It doesn’t look like much, does it? Most landers and spacecraft don’t. But it’s what’s under the hood that can change our understanding of worlds far beyond our own.
Mascot-2 is just one part of the broader Asteroid Impact Mission, or AIM. We won’t know if the mission is officially approved until December. And if it is, the mission won’t launch until 2020.
Let’s assume AIM gets the green light from the ESA’s Council of Ministers. AIM’s objectives, like many missions, are two-fold. Demonstrate new technologies while gathering valuable science.
Did You Know: Mascot-2’s older brother, Mascot-1, is already heading for an asteroid. JAXA’s (Japan’s Space Agency) Hayabusa 2 spacecraft is heading for the asteroid Ryugu. The spacecraft is expected to reach the asteroid in July 2018 and survey the asteroid for about 16 months before returning to Earth.
AIM’s target is a pair of asteroids – Didymos and Didymoon. Didymos measures 800 meters in diameter while Didymoon is just 170 meters. AIM’s focus in the smaller one.
Here’s how the ESA describes their technology focus on the mission.
“AIM is intended to qualify two-way optical communications for deep space. It will map Didymoon, down to 1-m resolution, rapidly returning this copious volume of data to Earth in by laser link, to ESA’s Optical Ground Station in Tenerife.

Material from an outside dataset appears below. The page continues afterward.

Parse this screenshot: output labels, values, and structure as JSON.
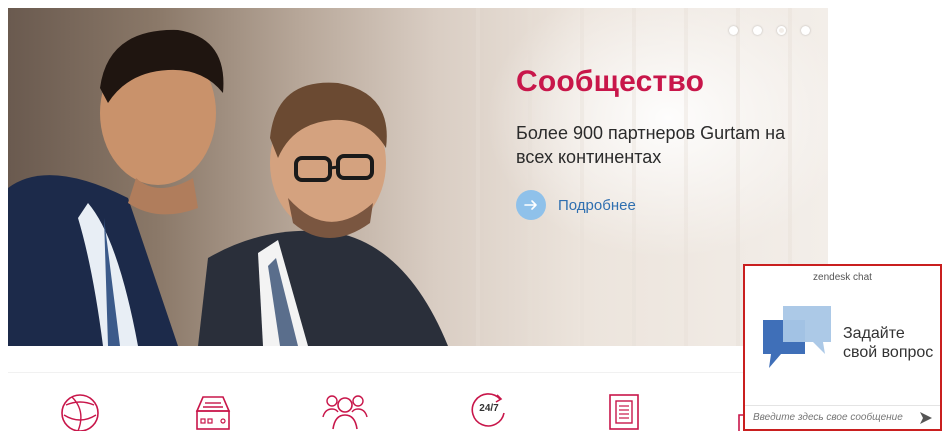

AIM would also qualify an inter-satellite communication network in deep space, between AIM, the MASCOT-2 lander and the CubeSats.”
Communications are the most important part of any space mission, and the ESA is always looking for ways to improve it.
As for the Mascot-2 asteroid lander? If it successfully lands on Didymoon, it will the ESA’s first toucdown on a small body since Philae bounced around on Comet 67p in November 2014.
Mascot-2’s primary goal is to “provide data on the surface mechanical properties in at least once location (goal is three locations.” That’s right. Three different locations. Mascot stands for Mobile asteroid surface scout. It’s capable of lifting off of the asteroid and repositioning itself using a “spring-like mobility mechanism.”
AIM’s mission is stand-alone, but the proposed DART mission from NASA could make the science gathered at Didymoon even more valuable. The Double Asteroid Redirection Test (DART) will send a spacecraft straight into Didymoon at nearly 6 kilometers per second. Following this impact, AIM and Mascot-2 will observe how this impact affected the asteroid.
It “would mark the first time humanity has altered the dynamics of a Solar System body in a measurable way,” says the ESA.
We won’t know if AIM will be official until December. If it is, we’ll be waiting until 2022 before DART slams into Didymoon – and Mascot-2, along with AIM, figures out how much the impact changed the small asteroid.